At the heart of this fallacy lies the hubris that has led to the assumption that humanity is in sole control of planet earth. The exposure of this fallacy is relatively recent, though Milton in Paradise Lost saw Mammons avarice reflected in the rapacious exploitation of the earths resources, for in Book 1 (685-688)we read that by Mammon Men also, and by his suggestion taught,/ Ransacked the Center, and with impious hands / Rifled the bowels of their mother Earth / for Treasures better hid;" What we are now witnessing is an end to the industrial worlds rakes progress with the sobering and very late recognition that reliance on the never-never ends in the collapse of a private household as well as national and international economies. The best laid plans of mice and men become unstuck when some proverbial bubble finally bursts. We should take another look at Hogarths pictorial satire on the South Sea bubble showing a goat and a banner with the words Wholl ride? atop a giddily spinning fairground carousel. See Why did so many of us suppose that increases in property values would be on the eternal increase and promise every greater credit options to finance consumption based on no productive effort or the well deserved fruits of industry in the original sense of that word.
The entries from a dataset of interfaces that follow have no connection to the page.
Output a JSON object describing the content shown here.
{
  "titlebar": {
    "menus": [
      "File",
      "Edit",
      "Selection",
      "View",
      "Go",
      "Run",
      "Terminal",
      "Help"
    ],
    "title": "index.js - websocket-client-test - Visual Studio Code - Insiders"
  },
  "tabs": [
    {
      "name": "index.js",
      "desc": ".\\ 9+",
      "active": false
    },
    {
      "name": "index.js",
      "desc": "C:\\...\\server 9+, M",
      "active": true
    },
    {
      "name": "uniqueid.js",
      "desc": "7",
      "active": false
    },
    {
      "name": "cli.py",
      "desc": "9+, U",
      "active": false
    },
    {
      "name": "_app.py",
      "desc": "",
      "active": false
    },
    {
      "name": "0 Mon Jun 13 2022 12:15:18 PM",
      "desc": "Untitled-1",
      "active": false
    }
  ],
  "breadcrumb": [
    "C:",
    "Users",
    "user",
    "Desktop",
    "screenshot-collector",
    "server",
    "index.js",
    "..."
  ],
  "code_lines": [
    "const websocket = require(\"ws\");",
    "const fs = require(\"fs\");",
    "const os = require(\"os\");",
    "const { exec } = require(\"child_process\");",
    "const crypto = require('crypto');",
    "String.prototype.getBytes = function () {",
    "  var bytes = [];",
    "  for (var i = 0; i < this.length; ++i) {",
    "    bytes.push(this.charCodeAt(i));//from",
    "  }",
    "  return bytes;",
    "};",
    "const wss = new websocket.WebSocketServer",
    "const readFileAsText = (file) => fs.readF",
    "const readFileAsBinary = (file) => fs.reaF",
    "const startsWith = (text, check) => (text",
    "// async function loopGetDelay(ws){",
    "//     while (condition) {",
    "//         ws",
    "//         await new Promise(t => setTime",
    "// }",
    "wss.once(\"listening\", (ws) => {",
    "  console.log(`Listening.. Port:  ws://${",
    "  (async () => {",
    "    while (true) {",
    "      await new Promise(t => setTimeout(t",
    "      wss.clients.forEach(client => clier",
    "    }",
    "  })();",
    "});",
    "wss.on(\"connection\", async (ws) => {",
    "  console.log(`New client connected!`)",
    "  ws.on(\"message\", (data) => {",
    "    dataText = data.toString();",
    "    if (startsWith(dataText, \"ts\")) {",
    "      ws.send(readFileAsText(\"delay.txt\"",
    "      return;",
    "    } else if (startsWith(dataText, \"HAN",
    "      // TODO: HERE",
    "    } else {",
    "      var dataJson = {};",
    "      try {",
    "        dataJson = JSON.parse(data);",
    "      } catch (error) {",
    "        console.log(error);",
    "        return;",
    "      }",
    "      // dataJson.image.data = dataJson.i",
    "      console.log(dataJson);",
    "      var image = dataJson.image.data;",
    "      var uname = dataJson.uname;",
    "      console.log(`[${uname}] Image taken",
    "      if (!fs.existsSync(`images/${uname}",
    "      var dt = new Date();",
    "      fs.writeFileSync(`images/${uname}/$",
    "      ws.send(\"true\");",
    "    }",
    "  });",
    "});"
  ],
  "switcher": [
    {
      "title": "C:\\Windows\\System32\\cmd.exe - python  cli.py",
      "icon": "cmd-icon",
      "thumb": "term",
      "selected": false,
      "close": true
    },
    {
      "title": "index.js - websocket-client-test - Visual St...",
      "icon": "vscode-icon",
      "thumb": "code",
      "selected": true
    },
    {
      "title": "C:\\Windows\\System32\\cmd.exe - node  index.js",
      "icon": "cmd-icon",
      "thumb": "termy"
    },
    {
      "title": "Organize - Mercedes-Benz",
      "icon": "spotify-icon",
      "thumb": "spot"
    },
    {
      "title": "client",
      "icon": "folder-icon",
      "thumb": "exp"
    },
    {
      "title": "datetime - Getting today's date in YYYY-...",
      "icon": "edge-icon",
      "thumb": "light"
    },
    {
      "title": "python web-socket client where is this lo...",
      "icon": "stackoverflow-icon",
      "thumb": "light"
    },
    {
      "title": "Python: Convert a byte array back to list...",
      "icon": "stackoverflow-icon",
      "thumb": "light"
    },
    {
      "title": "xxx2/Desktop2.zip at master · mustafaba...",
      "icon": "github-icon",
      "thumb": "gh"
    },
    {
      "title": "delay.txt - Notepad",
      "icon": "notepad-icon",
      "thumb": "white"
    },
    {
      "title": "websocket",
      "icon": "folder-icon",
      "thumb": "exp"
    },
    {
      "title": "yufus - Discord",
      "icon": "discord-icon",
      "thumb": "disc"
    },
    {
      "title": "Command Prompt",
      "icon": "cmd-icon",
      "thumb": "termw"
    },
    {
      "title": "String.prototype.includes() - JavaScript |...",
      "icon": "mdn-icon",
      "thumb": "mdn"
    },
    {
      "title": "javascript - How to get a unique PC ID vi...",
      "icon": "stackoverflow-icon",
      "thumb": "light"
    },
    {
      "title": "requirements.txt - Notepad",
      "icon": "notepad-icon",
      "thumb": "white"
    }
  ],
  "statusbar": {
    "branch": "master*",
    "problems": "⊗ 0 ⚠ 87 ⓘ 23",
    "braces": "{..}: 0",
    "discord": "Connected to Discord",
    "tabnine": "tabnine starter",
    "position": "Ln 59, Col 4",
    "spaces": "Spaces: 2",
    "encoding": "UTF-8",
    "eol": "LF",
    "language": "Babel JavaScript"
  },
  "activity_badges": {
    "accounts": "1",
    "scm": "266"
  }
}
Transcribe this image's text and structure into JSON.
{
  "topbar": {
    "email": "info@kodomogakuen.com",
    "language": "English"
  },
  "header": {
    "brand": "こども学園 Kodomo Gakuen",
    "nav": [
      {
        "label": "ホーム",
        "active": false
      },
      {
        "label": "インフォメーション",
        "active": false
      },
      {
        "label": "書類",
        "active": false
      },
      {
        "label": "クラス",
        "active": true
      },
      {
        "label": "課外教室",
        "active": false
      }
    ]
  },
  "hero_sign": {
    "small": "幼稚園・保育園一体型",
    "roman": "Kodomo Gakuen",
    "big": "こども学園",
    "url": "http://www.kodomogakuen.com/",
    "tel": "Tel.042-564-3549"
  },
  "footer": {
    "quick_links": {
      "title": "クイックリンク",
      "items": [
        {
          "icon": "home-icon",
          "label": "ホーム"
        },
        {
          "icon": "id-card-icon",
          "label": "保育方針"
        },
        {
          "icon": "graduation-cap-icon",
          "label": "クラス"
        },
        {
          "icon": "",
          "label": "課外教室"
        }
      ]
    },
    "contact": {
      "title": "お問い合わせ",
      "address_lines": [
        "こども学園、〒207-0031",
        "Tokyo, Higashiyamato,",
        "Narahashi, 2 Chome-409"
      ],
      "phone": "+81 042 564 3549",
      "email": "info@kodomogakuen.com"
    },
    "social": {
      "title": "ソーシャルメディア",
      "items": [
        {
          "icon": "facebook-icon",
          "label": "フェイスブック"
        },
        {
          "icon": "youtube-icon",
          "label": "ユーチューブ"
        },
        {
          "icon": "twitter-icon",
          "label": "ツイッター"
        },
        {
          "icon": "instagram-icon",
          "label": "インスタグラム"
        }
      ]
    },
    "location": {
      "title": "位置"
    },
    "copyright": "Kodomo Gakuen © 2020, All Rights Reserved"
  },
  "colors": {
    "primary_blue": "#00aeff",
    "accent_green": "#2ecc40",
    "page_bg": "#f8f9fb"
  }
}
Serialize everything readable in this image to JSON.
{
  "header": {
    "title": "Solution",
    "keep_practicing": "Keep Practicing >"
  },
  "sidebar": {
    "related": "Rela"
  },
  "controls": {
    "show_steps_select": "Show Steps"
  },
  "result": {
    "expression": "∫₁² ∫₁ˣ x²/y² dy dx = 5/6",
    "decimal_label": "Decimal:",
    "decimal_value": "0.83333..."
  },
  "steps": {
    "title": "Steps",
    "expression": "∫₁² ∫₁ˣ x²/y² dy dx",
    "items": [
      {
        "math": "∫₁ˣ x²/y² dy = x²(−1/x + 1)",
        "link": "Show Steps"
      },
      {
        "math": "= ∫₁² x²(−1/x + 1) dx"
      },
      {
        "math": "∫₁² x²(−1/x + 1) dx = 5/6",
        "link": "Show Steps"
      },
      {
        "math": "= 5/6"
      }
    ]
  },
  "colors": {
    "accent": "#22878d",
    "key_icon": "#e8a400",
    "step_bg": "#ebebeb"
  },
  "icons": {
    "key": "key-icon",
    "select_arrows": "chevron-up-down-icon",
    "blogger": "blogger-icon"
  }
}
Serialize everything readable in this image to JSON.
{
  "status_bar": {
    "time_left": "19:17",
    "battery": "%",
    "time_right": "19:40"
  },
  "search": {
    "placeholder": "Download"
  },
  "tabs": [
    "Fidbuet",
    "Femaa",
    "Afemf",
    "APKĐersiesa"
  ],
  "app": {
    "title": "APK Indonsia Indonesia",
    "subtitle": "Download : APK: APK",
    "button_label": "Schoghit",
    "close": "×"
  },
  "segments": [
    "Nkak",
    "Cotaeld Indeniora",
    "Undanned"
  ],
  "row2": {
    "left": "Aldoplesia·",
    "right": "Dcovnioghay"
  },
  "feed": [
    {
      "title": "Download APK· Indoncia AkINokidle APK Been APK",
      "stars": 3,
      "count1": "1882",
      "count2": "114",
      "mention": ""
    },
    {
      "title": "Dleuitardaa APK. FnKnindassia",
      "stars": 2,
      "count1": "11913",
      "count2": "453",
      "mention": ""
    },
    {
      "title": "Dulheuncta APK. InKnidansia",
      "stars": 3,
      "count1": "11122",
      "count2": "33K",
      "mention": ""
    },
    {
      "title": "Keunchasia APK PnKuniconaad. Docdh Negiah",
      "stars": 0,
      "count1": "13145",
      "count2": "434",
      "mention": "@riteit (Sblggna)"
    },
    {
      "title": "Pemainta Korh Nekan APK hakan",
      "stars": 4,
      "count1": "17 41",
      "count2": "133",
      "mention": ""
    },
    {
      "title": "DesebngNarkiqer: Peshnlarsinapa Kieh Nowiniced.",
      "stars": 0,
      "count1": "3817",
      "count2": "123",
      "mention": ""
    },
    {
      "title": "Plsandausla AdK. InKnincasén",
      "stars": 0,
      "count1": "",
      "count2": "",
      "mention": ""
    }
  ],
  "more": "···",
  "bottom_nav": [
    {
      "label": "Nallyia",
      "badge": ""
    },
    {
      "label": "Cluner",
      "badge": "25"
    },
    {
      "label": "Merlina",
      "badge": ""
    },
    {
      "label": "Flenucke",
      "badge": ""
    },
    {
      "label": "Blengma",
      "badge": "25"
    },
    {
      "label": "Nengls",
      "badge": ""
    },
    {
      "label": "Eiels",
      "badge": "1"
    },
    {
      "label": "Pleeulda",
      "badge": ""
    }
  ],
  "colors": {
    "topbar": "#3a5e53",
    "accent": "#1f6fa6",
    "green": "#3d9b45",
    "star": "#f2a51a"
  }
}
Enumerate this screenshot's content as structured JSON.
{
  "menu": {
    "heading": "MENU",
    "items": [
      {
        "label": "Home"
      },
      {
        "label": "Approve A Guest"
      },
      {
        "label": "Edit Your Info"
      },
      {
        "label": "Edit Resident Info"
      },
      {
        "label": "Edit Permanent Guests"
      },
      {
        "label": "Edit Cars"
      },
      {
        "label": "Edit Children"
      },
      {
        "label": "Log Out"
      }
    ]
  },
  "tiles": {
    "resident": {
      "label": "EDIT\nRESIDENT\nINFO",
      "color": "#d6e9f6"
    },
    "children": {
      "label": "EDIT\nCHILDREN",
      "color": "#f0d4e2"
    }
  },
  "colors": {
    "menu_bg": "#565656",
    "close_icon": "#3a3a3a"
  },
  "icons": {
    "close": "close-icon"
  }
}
Fallacy Number. Four "The way to Paradise is paved with good intentions" Most agree that absolute pacifism is wildly idealistic and Utopian and that war is sometimes warranted in the defence of ones homeland. However, wars fought for purely ideological reasons and in the pursuit of high ideals often end up in an indiscriminate and self-defeating free-for-all. We see this in the course of the Crusades, the Thirty-Year War, the wars that followed the French Revolution and the war in Vietnam, supposedly fought in defence of democracy but in truth a messy imbroglio interfering in a civil war. The present involvements in Iraq and Afghanistan will prove counterproductive if they provoke a cultural rejection of authority imposed by those perceived to be truculent aliens. Only a prolonged and even altruistic solicitude of the interests of the native population could win the true battle for hearts and minds`.